Description of the task
Give only the number of lines in these records that include "your".
━━ Supplied records ━━
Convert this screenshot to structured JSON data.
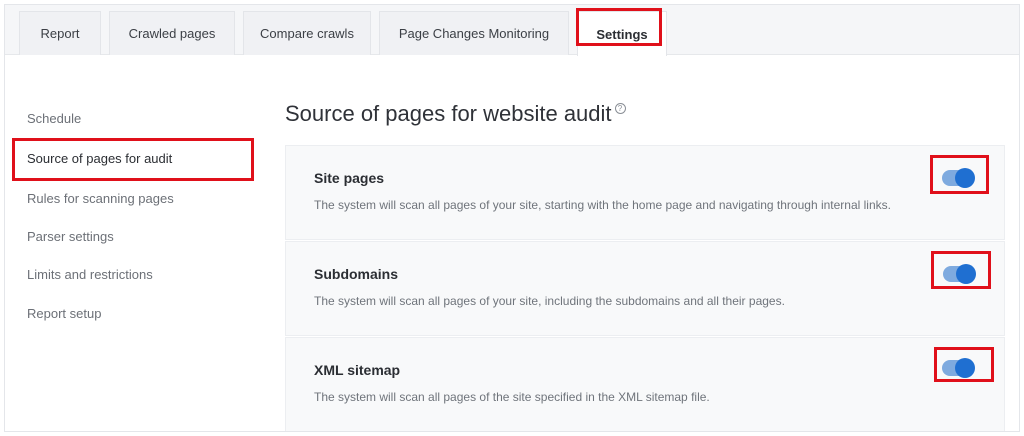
{
  "tabs": [
    {
      "label": "Report"
    },
    {
      "label": "Crawled pages"
    },
    {
      "label": "Compare crawls"
    },
    {
      "label": "Page Changes Monitoring"
    },
    {
      "label": "Settings",
      "active": true
    }
  ],
  "sidebar": {
    "items": [
      {
        "label": "Schedule"
      },
      {
        "label": "Source of pages for audit",
        "active": true
      },
      {
        "label": "Rules for scanning pages"
      },
      {
        "label": "Parser settings"
      },
      {
        "label": "Limits and restrictions"
      },
      {
        "label": "Report setup"
      }
    ]
  },
  "main": {
    "title": "Source of pages for website audit",
    "help_icon": "?",
    "sources": [
      {
        "title": "Site pages",
        "description": "The system will scan all pages of your site, starting with the home page and navigating through internal links.",
        "enabled": true
      },
      {
        "title": "Subdomains",
        "description": "The system will scan all pages of your site, including the subdomains and all their pages.",
        "enabled": true
      },
      {
        "title": "XML sitemap",
        "description": "The system will scan all pages of the site specified in the XML sitemap file.",
        "enabled": true
      }
    ]
  },
  "colors": {
    "highlight": "#e0101a",
    "toggle_on": "#1f6fd1",
    "toggle_track": "#7eaadf"
  }
}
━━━
Answer to this problem
2